[Opening Listed records section]
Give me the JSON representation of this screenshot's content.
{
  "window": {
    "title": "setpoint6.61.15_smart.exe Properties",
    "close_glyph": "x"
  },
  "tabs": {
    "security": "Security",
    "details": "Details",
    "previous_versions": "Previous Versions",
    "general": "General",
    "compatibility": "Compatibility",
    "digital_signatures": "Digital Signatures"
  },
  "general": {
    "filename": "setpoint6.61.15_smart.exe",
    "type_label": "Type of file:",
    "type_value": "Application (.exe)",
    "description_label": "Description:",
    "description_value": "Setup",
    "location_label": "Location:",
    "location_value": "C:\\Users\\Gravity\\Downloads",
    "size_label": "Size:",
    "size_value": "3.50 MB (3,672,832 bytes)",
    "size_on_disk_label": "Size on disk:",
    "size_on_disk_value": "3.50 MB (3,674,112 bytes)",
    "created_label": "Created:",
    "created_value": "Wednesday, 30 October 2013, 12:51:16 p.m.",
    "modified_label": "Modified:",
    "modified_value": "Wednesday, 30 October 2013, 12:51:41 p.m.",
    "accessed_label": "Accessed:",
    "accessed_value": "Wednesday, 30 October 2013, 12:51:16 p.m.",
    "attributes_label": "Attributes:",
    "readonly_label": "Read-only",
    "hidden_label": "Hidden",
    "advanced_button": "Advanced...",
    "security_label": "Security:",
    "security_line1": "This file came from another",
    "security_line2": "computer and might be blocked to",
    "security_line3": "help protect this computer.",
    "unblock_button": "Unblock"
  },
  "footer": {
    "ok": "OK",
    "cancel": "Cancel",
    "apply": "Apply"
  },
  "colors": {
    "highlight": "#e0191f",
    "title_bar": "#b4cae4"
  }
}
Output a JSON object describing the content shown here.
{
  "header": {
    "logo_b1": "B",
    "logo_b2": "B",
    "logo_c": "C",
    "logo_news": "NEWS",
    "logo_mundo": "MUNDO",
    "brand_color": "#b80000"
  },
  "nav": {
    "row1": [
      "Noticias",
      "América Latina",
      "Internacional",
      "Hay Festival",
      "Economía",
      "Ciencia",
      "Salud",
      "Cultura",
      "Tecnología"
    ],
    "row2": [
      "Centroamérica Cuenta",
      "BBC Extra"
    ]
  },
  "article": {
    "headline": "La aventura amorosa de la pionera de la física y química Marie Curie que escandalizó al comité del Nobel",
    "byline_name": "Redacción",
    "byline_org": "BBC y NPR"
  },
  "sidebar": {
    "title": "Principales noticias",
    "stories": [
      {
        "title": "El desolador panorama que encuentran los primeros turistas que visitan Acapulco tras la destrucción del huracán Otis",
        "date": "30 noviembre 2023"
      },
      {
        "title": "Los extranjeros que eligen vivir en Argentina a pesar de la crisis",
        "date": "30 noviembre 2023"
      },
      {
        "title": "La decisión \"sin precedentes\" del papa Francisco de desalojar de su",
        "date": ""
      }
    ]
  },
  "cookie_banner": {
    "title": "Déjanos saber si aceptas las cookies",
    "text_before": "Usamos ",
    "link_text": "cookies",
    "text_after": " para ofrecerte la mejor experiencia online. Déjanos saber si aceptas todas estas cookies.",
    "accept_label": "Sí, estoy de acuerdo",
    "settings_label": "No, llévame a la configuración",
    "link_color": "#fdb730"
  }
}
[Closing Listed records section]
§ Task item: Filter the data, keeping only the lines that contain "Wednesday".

§ Solution to this exercise:
    "created_value": "Wednesday, 30 October 2013, 12:51:16 p.m.",
    "modified_value": "Wednesday, 30 October 2013, 12:51:41 p.m.",
    "accessed_value": "Wednesday, 30 October 2013, 12:51:16 p.m.",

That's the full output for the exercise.